G20 countries fail to lead in trade openness, ICC Index indicates
The support for open trade pledged by G20 countries at the end of the Summit in Cannes was not matched by their recent performance, according to the findings of the ICC Open Markets Index – released today by the International Chamber of Commerce (ICC).
The most open of the G20 countries is Germany, followed by the United Kingdom, Saudi Arabia, France and Australia,according to the ICC Open Market Index, which was conducted for the first time this year by the ICC Research Foundation. G20 countries onlyranked average out of 75 countries for their openness to trade.
The United States ranked roughly in the middle of the sample at number 39, followed closely by Japan at number 43. Brazil ranked last out of the G20 countries. The five other G20 countries with “below average openness”, according to the Index, were China, Mexico, Russia, Argentina and India.
The Index’s results amplify, on the occasion of the World Trade Organization (WTO) Ministerial Conference, the urgent need to get beyond the Doha Round stalemate and define a more flexible approach for achieving a Doha Agreement. But this will require greater leadership from the world’s largest economies, which need to set an example in terms of trade openness.
“The threat of increased protectionism coming from the world’s major economies is troubling. We need to be opening markets rather than erecting barriers to trade to spur global economic and job growth,” said ICC Chairman Gerard Worms.
Countries selected in the Index – which covers 95% of world imports of goods and services in 2009 – provide broad coverage, including 35 developed countries, 37 developing economies and three successor states of the former USSR (Russian Federation, Ukraine and Kazakhstan).

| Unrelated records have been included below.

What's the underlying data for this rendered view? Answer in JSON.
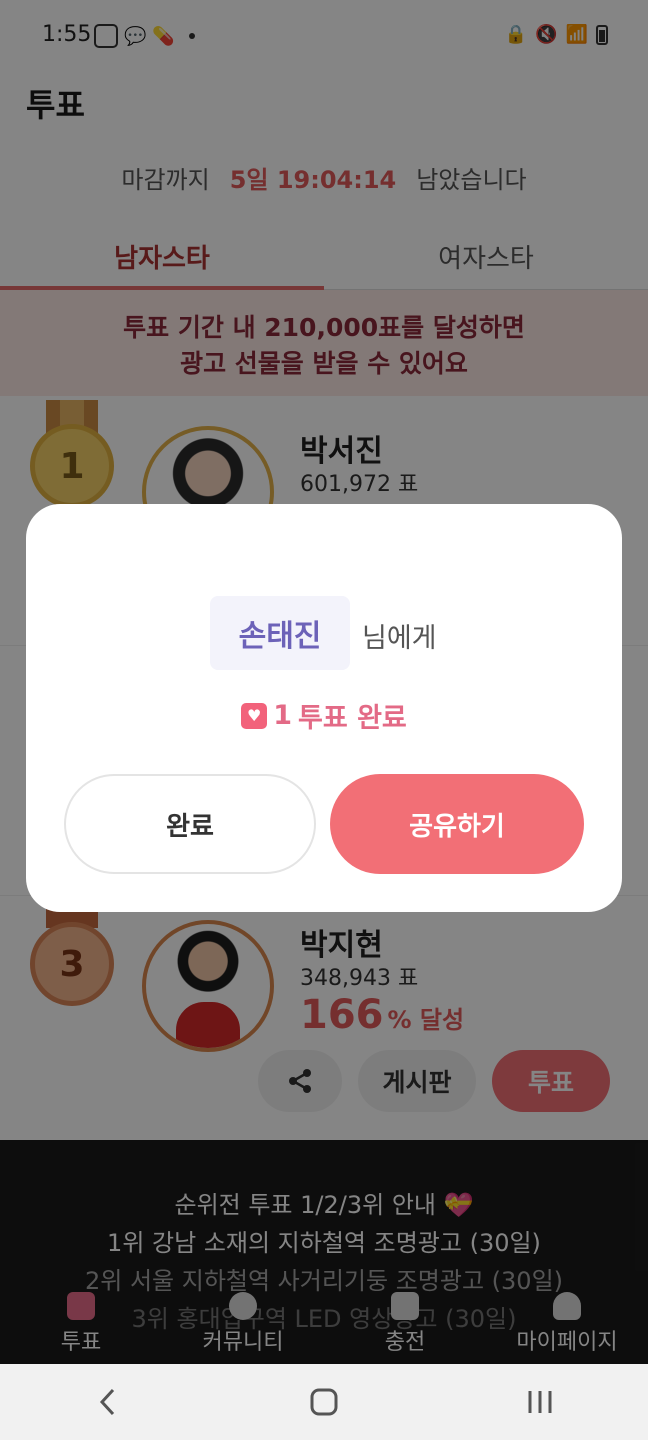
{
  "status_bar": {
    "time": "1:55"
  },
  "header": {
    "title": "투표"
  },
  "deadline": {
    "prefix": "마감까지",
    "countdown": "5일 19:04:14",
    "suffix": "남았습니다"
  },
  "tabs": [
    {
      "label": "남자스타",
      "active": true
    },
    {
      "label": "여자스타",
      "active": false
    }
  ],
  "goal_banner": {
    "line1": "투표 기간 내 210,000표를 달성하면",
    "line2": "광고 선물을 받을 수 있어요"
  },
  "ranking": [
    {
      "rank": "1",
      "name": "박서진",
      "votes": "601,972 표"
    },
    {
      "rank": "3",
      "name": "박지현",
      "votes": "348,943 표",
      "achievement": "166",
      "achievement_unit": "% 달성"
    }
  ],
  "item_actions": {
    "board_label": "게시판",
    "vote_label": "투표"
  },
  "notice": {
    "title": "순위전 투표 1/2/3위 안내 💝",
    "line1": "1위 강남 소재의 지하철역 조명광고 (30일)",
    "line2": "2위 서울 지하철역 사거리기둥 조명광고 (30일)",
    "line3": "3위 홍대입구역 LED 영상광고 (30일)"
  },
  "bottom_nav": [
    {
      "label": "투표",
      "icon": "heart-card-icon",
      "active": true
    },
    {
      "label": "커뮤니티",
      "icon": "chat-bubbles-icon",
      "active": false
    },
    {
      "label": "충전",
      "icon": "shirt-icon",
      "active": false
    },
    {
      "label": "마이페이지",
      "icon": "person-icon",
      "active": false
    }
  ],
  "modal": {
    "recipient": "손태진",
    "recipient_suffix": "님에게",
    "vote_count": "1",
    "vote_done_text": "투표 완료",
    "done_button": "완료",
    "share_button": "공유하기"
  },
  "colors": {
    "accent": "#f26f76",
    "countdown": "#e05a5a",
    "recipient": "#6c62b8",
    "vote_done": "#e36a86"
  }
}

The aim of ICC’s Index, which is set to be issued yearly, is to monitor openness to trade and investment, and to provide a business benchmark for policymakers.
“It is the only index to measure the impact of government policies on market openness,” said ICC Secretary General Jean-Guy Carrier. “We hope it can shed some useful light on the relative performance of countries.”
The aggregate rank of the selected countries was achieved by analyzing data according to four indicators: trade openness, trade policy regime, international capital inflows and infrastructure for trade. Final scores were grouped according to performance categories “most open, excellent”, “above average openness”, “average openness”, “below average openness”, and “very weak”.
Only two economies, Hong Kong and Singapore, received a score of “excellent” in terms of their openness to trade. Twenty-three countries, mainly European, were found to have “above average” openness. The European countries in this group in general have a relatively small population size (below 15 million), with the exception of Germany, which ranked number 19 overall, and the highest among G20 countries.
ICC today also launched the World Trade Agenda, an initiative proposing that business works together with governments to drive more effective trade talks, answering the call from G20 leaders at the recent Summit in Cannes for new approaches to trade negotiations.
“Companies are committed to making investments and increasing trade flows, and urge G20 leaders to implement policies that will support these actions,” Mr Carrier said. “In order to have the confidence it needs to trade and invest, business needs clear signs that governments will not resort to protectionism and that political leaders are truly committed to opening trade.”
ICC – which will begin mobilizing global business with its World Trade Agenda – is urging governments attending the WTO Ministerial Conference to begin the process of reaching one or more Doha agreements using new approaches.
ICC, in a letter to G20 leaders this week, urged that trade ministers conclude global trade agreements on a plurilateral basis – that is to say, starting with a core group of WTO member countries – an option already provided for under WTO rules.
The Doha Round of negotiations, despite failing to reach a final agreement, has made valuable progress on a range of subjects – from “trade facilitation” measures that would reduce costs and delays at borders, to a package of measures encouraging the integration of least-developed countries into the global economy. Some of these potential gains could be harvested under more flexible rules.
“This approach would restore confidence, bring down the cost of doing business around the world, and give the global economy and job creation a major uplift, all without resorting to more stimulus initiatives and increased debt,” Mr Worms, ICC Vice-Chairman Harold McGraw III and ICC Honorary Chairman Victor K. Fung wrote in their letter to G20 heads of state.
ICC is inviting business leaders to a two-day symposium in Geneva in March 2012 to elaborate the main elements of the business World Trade Agenda. ICC will then feed these proposals into the G20 policy process ahead of the 2012 Los Cabos Summit, with the aim of strengthening the trade policy component of the G20 agenda.
Research for the ICC Open Market Index was carried out by leading trade economist Michael Finger, who developed the report for the ICC Research Foundation.